'An old maid!' repeated Sir John, gazing upon her fresh young beauty, her calm brow, her fair loveliness, which was at once intensely womanly and softly angelic, with a different feeling stirring in his breast from any which had ever before moved him to emotion. He had always, he knew, hoped she never would marry, that the story might remain hidden, the secret of her birth untold; but now, he thought, was such a lot really in store for her? O, the pity of it! How such a nature would be loved! how it could love! what sunshine it might shed around some happy dwelling! how she would delight in the voices of her children, and share all the joys and sorrows of her husband! Ah, no! ah, no! Whatever the trouble to him, when,
in some good future day, one worthy of her gained her heart and sought her hand, Sir John would speed his suit. An old maid! nay, rather a willing bride, an honoured wife, a proud tender mother. In the long perspective of the coming years he saw all this through eyes clouded with the mists of coming sorrows.
'Why do you talk such nonsense, child?' he asked.
'It is not nonsense, papa,' she answered. It is not I alone who say it. Mamma and Dwina often tell me I shall never be married, and the very servants feel sure I was "cut out for an old maid." I am going to stay with you always, papa. You remember we settled that long ago.'
He laid his hands on her shoulders, and gazed upon her with such an exceeding anguish in his worn face, with such a depth of trouble in his eyes, that Rachel felt her own filling with tears; she, who knew how far from happy his life had been, how little happiness it was ever likely to hold, felt her own filling with tears.
'God forbid, dear, that I should be so selfish as to wish such a thing and just touching her forehead with his lips, he hurriedly left the room.
A DULL gloomy day, one of a species so indigenous to the British climate that it springs up at all seasons, and apparently under conditions of weather most unfavourable to its development.
The previous evening had been lovely, sinking after a pensive sunset sweetly into the arms of night; no chill winds sweeping amongst
the trees in Kensington, and strewing the ground with leaves still green; no driving rain, no ominous storm clouds: a warm, fine, kindly evening for the time of year-one that had tempted the Moffats out in the light of a young moon, and kept them sauntering up and down the terrace even after Mr. Woodham, who dined at Holyrood House, said it was getting so late he really must go.

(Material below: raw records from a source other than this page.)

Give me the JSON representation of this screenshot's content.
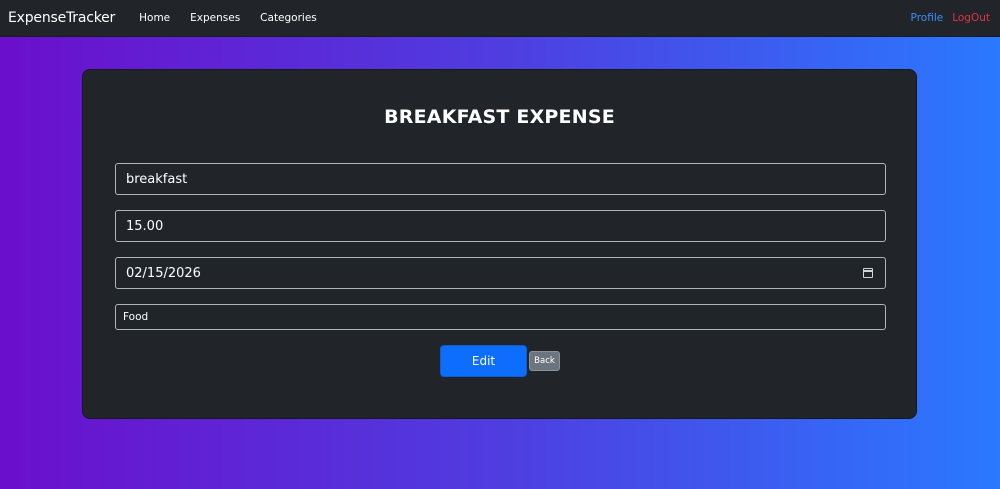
{
  "navbar": {
    "brand": "ExpenseTracker",
    "links": [
      "Home",
      "Expenses",
      "Categories"
    ],
    "profile": "Profile",
    "logout": "LogOut"
  },
  "form": {
    "title": "BREAKFAST EXPENSE",
    "name_value": "breakfast",
    "amount_value": "15.00",
    "date_value": "02/15/2026",
    "category_value": "Food",
    "edit_label": "Edit",
    "back_label": "Back"
  },
  "colors": {
    "navbar": "#212529",
    "card": "#212529",
    "primary": "#0d6efd",
    "secondary": "#6c757d",
    "profile_link": "#3d8bfd",
    "logout_link": "#dc3545",
    "gradient_start": "#6b0fcc",
    "gradient_end": "#2a79ff"
  },
  "icons": {
    "date_picker": "calendar-icon"
  }
}
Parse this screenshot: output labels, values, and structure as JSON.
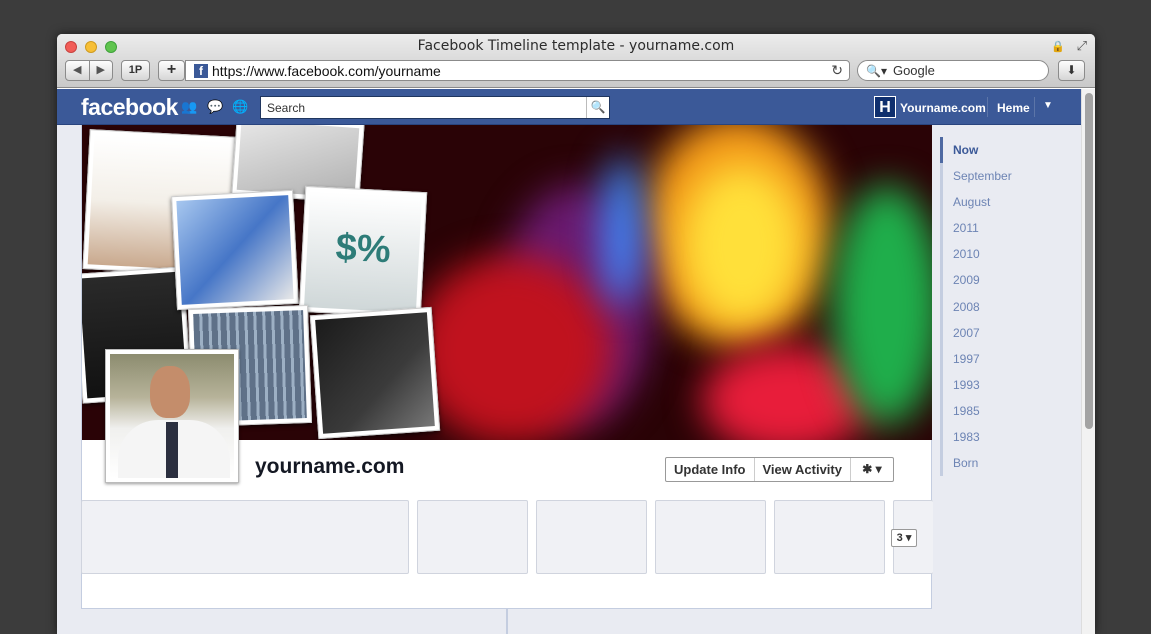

And now, if Nature had been in its coffin, a thicker and darker pall could scarcely have covered its fair face.
Rain had fallen plentifully in the night, and the earth was sodden and soaked with wet. The late flowers were beaten down to the ground; the wind moaned mournfully without and within the house. Everything looked a good mud-colour; the very grass of Kensington seemed to have a layer of brown over its green. The solitary cow drooped its head disconsolately; a horse came and laid his neck over the railings dividing the gardens from Holyrood House, and gazed mournfully around.
It was a miserable day. The rain had given over, so that even the excitement of hearing it pattering on the terrace or seeing it drive across the landscape was denied to the two girls keeping house that forenoon in Palace Gardens.
Edwina, with a fur cloak round her shoulders, lay back in an easychair drawn up close to the fire, reading a novel which she pronounced to be-and with some justice, perhaps the most wearisome book that was ever written.
In such weather Edwina never showed to advantage in the home circle. She was more wretched than the day, more dull than the skies, more trying than the oppressive atmosphere. She did not